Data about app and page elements
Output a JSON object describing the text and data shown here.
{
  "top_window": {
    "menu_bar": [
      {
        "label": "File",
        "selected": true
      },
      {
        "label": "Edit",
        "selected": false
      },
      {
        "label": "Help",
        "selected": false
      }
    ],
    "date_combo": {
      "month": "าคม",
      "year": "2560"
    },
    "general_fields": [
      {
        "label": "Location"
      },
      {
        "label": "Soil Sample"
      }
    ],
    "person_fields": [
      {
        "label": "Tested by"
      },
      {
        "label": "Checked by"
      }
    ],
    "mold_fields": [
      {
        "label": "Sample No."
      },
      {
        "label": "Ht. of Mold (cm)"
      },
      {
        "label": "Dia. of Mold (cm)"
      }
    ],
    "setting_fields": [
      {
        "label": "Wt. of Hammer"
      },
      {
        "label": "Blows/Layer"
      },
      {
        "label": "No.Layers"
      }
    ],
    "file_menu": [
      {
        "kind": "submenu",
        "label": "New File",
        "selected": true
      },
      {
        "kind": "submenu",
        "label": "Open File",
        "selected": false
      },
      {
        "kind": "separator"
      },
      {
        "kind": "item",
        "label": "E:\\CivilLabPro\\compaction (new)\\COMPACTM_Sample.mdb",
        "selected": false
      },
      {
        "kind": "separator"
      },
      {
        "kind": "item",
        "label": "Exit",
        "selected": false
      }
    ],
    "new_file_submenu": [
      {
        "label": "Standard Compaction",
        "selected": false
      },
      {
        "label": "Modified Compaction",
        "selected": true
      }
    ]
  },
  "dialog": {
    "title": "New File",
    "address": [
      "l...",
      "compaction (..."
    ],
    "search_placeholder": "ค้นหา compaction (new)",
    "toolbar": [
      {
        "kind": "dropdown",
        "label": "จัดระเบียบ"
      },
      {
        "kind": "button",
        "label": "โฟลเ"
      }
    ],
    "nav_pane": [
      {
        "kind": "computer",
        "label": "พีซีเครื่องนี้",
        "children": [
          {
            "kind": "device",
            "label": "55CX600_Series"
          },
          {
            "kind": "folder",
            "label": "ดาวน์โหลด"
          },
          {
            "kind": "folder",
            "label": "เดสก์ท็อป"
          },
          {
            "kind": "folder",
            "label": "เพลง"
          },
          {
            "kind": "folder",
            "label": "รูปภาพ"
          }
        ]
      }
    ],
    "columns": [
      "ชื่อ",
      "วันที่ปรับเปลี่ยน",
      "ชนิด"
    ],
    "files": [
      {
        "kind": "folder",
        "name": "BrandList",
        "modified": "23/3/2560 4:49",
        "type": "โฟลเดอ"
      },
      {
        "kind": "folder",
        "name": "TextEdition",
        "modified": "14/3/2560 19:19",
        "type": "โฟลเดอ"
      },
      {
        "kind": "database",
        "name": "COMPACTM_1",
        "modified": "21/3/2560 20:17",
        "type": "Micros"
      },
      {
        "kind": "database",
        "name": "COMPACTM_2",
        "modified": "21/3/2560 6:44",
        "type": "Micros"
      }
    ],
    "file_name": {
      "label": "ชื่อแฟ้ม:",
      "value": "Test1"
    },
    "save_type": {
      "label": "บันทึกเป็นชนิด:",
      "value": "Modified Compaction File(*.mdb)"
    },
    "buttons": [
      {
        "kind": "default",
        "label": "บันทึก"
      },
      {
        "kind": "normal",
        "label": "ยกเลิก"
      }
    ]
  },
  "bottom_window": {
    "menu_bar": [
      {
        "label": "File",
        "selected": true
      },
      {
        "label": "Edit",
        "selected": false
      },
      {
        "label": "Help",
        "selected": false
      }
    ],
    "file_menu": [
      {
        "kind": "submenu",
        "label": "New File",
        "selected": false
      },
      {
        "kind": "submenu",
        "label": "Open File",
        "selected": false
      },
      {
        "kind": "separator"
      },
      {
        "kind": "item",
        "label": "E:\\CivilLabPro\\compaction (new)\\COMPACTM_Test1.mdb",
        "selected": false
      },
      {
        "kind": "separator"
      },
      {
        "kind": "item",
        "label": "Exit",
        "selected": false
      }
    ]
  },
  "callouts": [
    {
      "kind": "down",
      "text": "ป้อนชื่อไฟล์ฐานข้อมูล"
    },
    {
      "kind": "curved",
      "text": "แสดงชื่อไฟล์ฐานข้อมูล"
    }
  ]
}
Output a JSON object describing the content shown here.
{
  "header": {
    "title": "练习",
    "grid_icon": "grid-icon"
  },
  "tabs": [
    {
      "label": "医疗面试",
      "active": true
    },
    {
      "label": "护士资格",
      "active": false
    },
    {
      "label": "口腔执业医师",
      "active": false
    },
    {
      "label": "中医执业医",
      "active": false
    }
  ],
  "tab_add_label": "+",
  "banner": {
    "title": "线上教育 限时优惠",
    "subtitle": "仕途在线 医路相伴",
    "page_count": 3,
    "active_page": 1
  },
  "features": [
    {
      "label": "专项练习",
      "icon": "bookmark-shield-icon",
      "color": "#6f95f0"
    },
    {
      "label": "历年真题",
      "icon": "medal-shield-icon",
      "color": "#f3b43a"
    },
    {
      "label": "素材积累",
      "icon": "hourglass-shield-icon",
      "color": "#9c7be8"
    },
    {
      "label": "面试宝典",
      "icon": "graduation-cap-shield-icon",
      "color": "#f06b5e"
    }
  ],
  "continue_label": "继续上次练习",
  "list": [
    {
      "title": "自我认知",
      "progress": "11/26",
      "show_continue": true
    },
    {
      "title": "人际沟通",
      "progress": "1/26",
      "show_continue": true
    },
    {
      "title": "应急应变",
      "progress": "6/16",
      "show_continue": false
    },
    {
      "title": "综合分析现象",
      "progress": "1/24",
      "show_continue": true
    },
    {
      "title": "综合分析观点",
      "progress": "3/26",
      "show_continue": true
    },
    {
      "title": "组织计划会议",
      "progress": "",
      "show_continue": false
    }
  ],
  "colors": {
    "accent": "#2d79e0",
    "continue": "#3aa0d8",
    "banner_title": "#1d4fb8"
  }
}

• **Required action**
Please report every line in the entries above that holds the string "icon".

• **Answer for this exercise**
    "grid_icon": "grid-icon"
      "icon": "bookmark-shield-icon",
      "icon": "medal-shield-icon",
      "icon": "hourglass-shield-icon",
      "icon": "graduation-cap-shield-icon",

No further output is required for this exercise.